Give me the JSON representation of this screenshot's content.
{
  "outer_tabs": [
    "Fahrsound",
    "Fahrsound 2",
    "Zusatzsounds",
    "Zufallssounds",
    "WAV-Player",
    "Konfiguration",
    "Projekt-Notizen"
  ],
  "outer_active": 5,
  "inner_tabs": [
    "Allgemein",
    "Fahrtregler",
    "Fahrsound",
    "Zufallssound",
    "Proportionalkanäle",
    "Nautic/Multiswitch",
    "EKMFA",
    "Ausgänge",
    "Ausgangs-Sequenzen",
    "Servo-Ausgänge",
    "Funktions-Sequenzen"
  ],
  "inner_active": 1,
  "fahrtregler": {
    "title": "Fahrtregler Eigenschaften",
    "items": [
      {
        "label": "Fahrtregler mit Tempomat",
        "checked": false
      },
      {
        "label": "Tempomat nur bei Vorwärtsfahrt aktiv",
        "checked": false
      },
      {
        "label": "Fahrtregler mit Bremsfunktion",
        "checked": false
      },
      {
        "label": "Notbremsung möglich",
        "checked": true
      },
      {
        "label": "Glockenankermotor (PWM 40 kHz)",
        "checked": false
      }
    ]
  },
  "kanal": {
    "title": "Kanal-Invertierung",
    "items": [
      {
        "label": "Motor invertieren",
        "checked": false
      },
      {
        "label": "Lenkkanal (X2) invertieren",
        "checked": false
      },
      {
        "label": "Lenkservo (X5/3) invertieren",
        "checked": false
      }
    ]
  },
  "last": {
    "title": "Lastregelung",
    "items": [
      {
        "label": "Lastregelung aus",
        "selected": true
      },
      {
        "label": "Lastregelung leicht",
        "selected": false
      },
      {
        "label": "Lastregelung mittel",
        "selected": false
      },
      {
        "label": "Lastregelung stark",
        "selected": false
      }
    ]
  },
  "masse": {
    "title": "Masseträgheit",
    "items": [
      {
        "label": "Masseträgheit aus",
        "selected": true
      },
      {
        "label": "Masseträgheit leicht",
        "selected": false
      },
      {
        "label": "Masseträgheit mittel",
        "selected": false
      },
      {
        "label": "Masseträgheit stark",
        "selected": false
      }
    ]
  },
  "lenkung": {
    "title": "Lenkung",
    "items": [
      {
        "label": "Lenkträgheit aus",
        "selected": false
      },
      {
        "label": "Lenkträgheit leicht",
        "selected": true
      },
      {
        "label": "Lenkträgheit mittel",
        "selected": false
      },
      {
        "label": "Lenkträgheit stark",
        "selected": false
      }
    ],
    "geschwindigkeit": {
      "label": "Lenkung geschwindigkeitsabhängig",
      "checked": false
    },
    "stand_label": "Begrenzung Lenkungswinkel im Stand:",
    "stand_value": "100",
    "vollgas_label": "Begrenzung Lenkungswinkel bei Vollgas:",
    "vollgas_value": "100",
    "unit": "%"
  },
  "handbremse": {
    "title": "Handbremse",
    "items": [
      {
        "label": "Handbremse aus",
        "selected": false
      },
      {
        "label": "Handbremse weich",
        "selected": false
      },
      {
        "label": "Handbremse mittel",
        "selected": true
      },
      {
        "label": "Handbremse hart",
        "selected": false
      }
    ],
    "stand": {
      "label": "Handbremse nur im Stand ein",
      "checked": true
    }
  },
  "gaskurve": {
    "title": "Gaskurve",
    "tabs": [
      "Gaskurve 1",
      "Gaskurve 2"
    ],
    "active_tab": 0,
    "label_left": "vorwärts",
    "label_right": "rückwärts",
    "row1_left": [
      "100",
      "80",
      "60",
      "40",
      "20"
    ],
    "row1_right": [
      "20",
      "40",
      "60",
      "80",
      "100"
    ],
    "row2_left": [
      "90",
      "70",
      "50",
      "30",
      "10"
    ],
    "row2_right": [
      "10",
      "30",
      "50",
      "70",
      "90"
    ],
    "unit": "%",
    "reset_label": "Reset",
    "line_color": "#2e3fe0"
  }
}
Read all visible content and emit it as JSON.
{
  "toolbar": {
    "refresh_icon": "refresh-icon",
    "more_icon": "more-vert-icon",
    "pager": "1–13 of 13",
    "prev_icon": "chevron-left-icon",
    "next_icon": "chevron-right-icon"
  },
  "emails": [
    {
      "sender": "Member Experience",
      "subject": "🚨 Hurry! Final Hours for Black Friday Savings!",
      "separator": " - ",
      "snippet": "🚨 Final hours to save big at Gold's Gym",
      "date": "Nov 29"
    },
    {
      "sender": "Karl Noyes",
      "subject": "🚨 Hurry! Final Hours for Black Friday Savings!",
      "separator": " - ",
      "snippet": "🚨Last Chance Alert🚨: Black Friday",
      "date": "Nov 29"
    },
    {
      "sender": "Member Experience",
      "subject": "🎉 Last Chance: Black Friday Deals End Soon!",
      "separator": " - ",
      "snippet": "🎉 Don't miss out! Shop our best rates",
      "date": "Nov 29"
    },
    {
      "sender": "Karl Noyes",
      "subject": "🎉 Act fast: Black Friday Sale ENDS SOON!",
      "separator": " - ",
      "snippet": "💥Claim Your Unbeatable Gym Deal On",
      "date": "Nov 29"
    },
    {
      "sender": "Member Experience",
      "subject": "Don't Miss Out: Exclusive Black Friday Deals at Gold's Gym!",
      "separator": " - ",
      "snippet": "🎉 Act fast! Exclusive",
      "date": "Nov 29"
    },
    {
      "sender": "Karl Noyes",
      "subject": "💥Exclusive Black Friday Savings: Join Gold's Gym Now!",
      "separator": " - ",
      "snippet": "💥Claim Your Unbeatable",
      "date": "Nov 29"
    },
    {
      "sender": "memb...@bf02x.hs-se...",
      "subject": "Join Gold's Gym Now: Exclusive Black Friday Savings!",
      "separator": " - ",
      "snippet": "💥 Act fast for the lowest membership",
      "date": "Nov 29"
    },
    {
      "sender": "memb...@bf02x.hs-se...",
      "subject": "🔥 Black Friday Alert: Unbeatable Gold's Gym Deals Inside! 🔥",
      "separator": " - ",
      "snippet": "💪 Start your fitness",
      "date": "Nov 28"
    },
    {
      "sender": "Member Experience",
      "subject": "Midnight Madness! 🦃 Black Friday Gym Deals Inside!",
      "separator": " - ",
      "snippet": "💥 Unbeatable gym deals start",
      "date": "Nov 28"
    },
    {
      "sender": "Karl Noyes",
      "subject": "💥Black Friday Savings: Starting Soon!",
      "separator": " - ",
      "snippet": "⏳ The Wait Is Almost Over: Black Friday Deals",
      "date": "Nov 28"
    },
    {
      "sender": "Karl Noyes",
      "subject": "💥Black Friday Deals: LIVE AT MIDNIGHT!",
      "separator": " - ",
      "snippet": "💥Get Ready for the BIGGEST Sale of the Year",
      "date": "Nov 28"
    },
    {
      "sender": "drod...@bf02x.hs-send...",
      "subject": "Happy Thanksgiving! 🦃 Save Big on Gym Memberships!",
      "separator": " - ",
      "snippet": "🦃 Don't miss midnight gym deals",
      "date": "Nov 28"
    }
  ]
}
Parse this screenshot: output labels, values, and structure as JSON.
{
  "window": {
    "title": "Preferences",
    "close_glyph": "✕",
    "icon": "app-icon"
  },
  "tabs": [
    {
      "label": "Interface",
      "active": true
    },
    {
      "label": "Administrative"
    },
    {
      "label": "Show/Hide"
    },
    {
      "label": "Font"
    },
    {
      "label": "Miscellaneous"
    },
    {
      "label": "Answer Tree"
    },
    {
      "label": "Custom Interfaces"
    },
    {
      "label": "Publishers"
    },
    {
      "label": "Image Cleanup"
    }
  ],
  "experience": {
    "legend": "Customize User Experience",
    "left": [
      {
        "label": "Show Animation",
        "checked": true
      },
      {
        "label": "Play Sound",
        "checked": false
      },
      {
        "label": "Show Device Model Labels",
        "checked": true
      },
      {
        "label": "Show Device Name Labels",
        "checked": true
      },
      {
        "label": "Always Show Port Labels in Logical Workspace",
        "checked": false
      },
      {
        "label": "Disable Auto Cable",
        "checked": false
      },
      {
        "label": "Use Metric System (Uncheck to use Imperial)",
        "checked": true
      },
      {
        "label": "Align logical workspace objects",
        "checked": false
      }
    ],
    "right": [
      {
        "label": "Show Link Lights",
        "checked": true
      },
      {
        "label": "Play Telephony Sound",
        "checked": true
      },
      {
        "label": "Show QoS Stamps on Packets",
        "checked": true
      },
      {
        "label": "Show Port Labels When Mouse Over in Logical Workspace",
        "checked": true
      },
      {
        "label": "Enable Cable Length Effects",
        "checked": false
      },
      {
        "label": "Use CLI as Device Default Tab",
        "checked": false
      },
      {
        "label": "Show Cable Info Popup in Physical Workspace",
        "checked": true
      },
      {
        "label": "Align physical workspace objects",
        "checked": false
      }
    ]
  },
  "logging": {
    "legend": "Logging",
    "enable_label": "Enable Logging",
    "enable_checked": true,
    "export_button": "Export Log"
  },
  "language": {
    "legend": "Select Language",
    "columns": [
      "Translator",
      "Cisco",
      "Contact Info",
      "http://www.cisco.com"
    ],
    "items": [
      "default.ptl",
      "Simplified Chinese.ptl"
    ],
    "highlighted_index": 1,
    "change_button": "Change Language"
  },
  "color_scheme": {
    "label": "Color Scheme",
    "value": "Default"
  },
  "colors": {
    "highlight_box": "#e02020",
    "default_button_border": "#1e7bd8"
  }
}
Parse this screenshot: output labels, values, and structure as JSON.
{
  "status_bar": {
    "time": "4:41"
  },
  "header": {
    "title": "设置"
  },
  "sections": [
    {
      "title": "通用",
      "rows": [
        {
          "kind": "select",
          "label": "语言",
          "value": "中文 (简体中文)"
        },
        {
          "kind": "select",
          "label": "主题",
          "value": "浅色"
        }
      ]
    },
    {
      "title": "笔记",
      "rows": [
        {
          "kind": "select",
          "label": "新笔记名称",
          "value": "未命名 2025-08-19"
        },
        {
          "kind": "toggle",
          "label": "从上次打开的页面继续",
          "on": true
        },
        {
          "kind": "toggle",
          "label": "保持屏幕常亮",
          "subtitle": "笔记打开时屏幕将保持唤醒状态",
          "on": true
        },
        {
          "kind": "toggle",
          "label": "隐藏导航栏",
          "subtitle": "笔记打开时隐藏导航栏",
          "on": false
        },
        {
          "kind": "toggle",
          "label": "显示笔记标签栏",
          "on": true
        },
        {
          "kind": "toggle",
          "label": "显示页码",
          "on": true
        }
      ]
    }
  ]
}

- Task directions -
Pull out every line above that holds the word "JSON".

- Output below -
Give me the JSON representation of this screenshot's content.
Read all visible content and emit it as JSON.
Parse this screenshot: output labels, values, and structure as JSON.
Parse this screenshot: output labels, values, and structure as JSON.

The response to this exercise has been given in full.